We hear many people ask, “is tooth whitening safe for teeth with restorations?” Yes, it is. You will not damage any other restorations you have had done to your mouth. That means existing fillings, bondings, bridges, veneers, and crowns will be unharmed by any whitening you have done. However, keep in mind that whitening your teeth may make them different colors than these other restorations. You cannot whiten a filling or crown or other restoration; that will remain the same color it was before you whitened.
Does it Harm Enamel of Teeth?
No. There has been no evidence that the enamel of the tooth is harmed. It does not make the teeth any softer nor does it change the surface of the tooth.
Is Teeth Whitening Bad for Your Teeth in the Long Term?
OK, so we have established teeth whitening is not dangerous for tooth enamel. But is teeth whitening bad for your teeth over a long period of time? Not when done with proper oversight and caution. If you do anything in excess, from eating to exercising, it can be bad for you, and the same goes for teeth whitening. Do not apply over-the-counter strips every day for five years, or you could damage your teeth. Don’t get them rewhitened every two months at the dentist’s office. You are just asking for problems then because teeth are delicate. They can’t take repeated stripping.
If you are wondering is teeth whitening bad when you do it on occasion, the answer is no. It is safe for teeth.
Is Teeth Whitening Worth It?
Teeth whitening is definitely worth the investment if you have the money and you are willing to take the time to do it right.
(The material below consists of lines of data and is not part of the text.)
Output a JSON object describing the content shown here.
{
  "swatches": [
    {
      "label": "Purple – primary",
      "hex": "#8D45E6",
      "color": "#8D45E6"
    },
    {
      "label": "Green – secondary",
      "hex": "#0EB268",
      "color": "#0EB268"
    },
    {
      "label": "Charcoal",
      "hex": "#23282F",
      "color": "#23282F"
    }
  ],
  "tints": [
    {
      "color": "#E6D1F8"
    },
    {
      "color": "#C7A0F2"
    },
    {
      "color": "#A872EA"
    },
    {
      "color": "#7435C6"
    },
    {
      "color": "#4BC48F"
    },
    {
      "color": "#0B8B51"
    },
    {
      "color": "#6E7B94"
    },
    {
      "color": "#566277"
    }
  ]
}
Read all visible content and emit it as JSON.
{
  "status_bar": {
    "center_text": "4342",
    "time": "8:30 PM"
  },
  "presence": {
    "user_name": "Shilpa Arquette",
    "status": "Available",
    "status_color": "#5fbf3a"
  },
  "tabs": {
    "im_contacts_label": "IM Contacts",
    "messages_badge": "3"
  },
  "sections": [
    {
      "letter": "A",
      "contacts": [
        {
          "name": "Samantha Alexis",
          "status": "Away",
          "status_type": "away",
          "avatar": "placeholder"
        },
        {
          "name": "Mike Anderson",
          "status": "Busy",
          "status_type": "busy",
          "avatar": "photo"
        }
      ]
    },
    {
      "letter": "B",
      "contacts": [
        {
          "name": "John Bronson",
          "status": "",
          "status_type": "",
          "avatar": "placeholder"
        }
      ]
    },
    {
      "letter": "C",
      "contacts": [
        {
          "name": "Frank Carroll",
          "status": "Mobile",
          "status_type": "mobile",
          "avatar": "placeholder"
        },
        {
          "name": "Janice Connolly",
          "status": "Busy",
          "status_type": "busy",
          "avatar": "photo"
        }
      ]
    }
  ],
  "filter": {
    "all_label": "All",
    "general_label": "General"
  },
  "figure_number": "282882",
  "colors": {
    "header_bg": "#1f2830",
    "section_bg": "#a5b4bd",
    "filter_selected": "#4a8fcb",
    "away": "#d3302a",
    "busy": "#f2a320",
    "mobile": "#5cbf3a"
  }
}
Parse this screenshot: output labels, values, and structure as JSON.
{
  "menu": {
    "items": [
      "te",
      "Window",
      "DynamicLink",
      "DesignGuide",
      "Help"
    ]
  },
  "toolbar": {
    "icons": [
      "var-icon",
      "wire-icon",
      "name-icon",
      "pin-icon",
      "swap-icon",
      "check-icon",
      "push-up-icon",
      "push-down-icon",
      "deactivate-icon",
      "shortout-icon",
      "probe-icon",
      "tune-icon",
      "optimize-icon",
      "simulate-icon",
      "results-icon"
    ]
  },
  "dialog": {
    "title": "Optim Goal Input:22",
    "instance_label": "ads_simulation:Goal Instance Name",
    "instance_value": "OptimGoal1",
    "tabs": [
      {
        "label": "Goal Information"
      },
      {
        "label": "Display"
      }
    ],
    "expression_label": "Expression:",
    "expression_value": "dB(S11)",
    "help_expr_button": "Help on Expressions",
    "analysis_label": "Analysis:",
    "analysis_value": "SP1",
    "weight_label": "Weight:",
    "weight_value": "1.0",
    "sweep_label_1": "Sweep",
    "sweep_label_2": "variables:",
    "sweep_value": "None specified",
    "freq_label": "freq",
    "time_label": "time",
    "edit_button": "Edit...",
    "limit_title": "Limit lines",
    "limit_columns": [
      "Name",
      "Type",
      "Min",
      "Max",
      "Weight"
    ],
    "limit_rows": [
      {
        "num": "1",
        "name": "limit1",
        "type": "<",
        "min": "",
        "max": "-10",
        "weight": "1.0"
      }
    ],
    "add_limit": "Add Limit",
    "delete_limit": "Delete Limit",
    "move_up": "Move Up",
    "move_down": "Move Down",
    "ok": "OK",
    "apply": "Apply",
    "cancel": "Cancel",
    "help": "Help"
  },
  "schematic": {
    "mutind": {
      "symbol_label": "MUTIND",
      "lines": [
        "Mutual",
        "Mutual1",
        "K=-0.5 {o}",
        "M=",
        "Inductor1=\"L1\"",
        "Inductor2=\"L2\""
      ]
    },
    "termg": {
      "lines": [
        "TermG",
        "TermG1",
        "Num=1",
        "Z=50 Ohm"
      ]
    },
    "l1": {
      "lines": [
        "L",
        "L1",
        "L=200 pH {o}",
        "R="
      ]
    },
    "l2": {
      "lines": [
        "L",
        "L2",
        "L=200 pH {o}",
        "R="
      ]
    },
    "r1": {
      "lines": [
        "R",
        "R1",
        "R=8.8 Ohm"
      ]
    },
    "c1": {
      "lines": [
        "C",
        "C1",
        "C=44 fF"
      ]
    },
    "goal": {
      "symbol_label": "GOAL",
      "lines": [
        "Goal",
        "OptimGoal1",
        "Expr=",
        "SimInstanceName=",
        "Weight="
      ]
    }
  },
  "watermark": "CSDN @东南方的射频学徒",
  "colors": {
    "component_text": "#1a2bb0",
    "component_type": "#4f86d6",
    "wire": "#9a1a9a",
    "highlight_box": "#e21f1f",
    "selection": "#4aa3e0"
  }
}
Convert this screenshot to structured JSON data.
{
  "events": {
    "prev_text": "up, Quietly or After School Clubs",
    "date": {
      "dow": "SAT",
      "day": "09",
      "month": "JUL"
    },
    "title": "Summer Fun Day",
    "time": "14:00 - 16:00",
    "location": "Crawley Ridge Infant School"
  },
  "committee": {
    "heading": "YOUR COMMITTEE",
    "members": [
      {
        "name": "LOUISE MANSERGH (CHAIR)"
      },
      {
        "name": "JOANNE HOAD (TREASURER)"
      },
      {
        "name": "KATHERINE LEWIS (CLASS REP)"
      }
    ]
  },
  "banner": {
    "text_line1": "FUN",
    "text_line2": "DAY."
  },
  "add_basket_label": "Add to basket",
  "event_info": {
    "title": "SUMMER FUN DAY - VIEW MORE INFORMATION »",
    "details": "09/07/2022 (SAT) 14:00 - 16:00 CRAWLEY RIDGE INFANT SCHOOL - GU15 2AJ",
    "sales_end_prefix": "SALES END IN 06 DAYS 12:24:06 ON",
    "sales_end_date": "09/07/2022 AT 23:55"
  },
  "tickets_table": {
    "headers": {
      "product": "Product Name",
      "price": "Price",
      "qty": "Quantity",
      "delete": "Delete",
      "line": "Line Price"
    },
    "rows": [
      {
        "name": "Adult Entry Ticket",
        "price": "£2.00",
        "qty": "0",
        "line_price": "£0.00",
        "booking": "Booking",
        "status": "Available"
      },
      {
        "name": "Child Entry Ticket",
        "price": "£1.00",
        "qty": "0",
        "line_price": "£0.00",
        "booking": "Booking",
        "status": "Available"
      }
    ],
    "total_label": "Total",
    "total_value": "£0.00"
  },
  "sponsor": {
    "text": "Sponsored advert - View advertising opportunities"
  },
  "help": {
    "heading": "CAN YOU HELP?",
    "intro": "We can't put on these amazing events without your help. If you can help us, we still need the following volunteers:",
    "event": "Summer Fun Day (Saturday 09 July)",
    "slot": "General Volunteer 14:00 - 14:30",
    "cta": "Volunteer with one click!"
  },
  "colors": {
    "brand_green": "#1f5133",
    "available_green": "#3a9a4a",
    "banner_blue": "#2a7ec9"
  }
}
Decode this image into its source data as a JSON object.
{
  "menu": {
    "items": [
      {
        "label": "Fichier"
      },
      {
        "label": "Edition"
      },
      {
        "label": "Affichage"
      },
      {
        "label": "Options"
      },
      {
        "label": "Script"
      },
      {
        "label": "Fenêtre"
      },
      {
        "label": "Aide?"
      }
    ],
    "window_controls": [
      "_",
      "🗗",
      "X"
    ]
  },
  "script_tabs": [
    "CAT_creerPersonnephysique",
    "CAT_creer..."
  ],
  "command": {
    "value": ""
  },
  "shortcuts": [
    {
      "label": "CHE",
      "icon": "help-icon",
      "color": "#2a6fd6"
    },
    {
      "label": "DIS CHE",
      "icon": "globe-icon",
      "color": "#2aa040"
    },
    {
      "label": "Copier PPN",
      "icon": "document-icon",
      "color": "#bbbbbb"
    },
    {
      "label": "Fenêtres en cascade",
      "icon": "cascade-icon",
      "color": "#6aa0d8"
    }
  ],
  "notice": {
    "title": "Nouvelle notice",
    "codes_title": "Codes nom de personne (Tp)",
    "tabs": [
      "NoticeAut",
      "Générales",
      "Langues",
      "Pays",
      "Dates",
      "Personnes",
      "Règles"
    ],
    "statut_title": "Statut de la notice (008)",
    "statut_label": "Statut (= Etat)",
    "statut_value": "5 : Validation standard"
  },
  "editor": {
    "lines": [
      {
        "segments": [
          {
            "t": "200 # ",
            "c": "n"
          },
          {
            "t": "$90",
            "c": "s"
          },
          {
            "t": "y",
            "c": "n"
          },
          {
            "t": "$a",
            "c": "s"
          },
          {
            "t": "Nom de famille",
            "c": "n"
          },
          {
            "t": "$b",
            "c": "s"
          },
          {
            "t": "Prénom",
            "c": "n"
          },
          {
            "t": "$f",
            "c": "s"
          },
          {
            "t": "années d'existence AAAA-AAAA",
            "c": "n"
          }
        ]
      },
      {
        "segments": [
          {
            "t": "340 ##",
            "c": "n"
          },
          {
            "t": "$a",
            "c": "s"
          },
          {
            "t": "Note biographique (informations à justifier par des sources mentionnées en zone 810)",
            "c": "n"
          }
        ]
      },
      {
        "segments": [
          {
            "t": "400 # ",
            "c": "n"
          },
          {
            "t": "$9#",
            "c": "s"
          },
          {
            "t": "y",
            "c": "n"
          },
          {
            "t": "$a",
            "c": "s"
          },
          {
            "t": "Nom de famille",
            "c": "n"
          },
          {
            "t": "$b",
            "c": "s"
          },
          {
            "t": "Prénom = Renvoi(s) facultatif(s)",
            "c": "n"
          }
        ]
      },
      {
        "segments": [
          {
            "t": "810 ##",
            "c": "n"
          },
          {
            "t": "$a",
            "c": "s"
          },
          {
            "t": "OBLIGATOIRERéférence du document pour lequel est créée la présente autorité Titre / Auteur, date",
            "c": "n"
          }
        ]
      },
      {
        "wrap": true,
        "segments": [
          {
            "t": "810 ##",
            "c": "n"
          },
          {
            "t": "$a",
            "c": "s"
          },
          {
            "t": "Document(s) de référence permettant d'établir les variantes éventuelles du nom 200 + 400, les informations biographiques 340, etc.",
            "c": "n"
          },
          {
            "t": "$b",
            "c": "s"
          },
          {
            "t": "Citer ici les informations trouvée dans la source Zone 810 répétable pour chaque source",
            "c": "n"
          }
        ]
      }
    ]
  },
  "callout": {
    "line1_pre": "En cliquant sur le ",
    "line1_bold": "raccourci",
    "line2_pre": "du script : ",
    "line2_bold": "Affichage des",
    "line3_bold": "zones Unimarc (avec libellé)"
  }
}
If you are looking for a long-term fix that you will never have to repeat, or you don’t have a lot of money for extras, teeth whitening may not be the right answer for you.
Instead of spending time wondering is tooth whitening safe, you should be investigating other ways to address your tooth yellowing by addressing the cause of the problem. Perhaps you need to start drinking through a straw to avoid further tooth stain. Or maybe you can try to kick your tobacco habit.
Can’t You Just Use Teeth-Whitening Toothpaste?
Whitening toothpaste does not whiten teeth. It does not contain any ingredients that will actually whiten your teeth. We do recommend patients use a whitening toothpaste after bleaching in order to best maintain their shade.
Should You Whiten Your Teeth?
Now we have answered all your questions about is teeth whitening bad for you, you are probably ready to make your decision. First, here’s a quick note about maintaining your whiter, cleaner teeth.
Once you have gotten your teeth whitened, they will not stay that way without serious upkeep.
|5 Smart Ways to Keep Your Teeth White|
|Use whitening toothpaste|
|Get whitening touch-ups every six months|
|Employ straws when drinking dark-colored beverages to reduce staining|
|Cut out tobacco products to eliminate yellowing|
|Don’t grind your teeth, which can cause spotting|
At AZ Family Dental, we have helped many patients to whiten their teeth. We can help you on your way to whiter teeth in a few short visits. Contact our office to get started on teeth whitening.